One who hastens to disregard Shabbos for a sick person in danger is considered praiseworthy. Even if a non-Jew is present, one should try to do things through a Jew. (The Rema disagrees – OC 328:12.) Anyone who disregards Shabbos for a dangerously-ill person earns a reward even if his help was not needed. For example, if a doctor said that this person needs a dried fig and ten individuals each ran and picked him a fig, each one receives a reward from Hashem even if the sick person was treated by the first one. Similarly, in any case of danger to human life, even in a case of doubt, it is a mitzvah to disregard Shabbos for the patient and to do for him other things forbidden by the Torah because nothing is more important than saving human life. (Although, if something can be done equally effectively in a Shabbos-permissible way or a Shabbos-prohibited way, one should not violate Shabbos unnecessarily – Mishnah Brurah 328:35.) The Torah was only given for the sake of life as per Ezekiel 20:11, “which if a man do, he may live by them.” We see that one should “live by” the mitzvos and not die because of them. The exceptions are idolatry, forbidden sexual relationships and murder; for these, one should let himself perish rather than violate them.

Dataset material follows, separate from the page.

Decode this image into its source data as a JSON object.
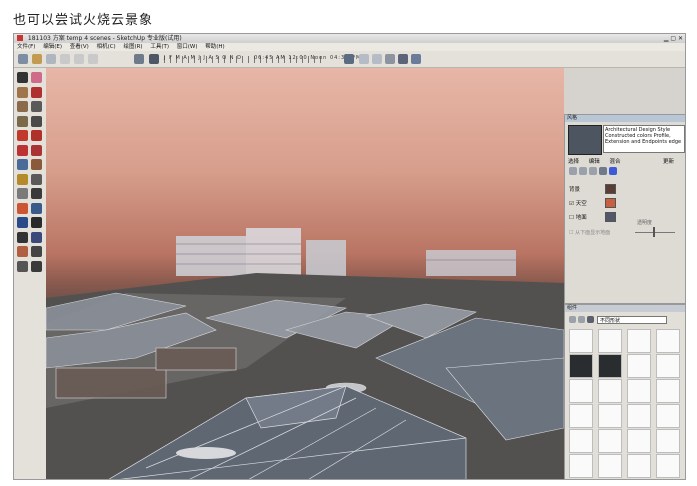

92:2 If a person says, “I know this sick person and he is dangerously ill,” if there is no doctor present to tell us otherwise, he is believed and we disregard Shabbos for the patient. (This refers to a Jew, who understands the ramifications of violating Shabbos – Mishnah Brurah 328:29.) Even if he didn’t say explicitly, but he said that it seems to him that we need to disregard Shabbos for the patient, we listen to him and disregard Shabbos because we are lenient in a case of doubtful danger to human life. If one doctor says the patient is in danger and requires a particular treatment but another doctor says he doesn’t need it, or if the patient himself says that he doesn’t need it, we listen to the doctor who requires it (even if he is not Jewish – MB 328:25). If the patient says he needs a particular treatment and the doctor says he doesn’t, we listen to the patient. If the doctor says that this treatment will harm the patient, then we listen to the doctor.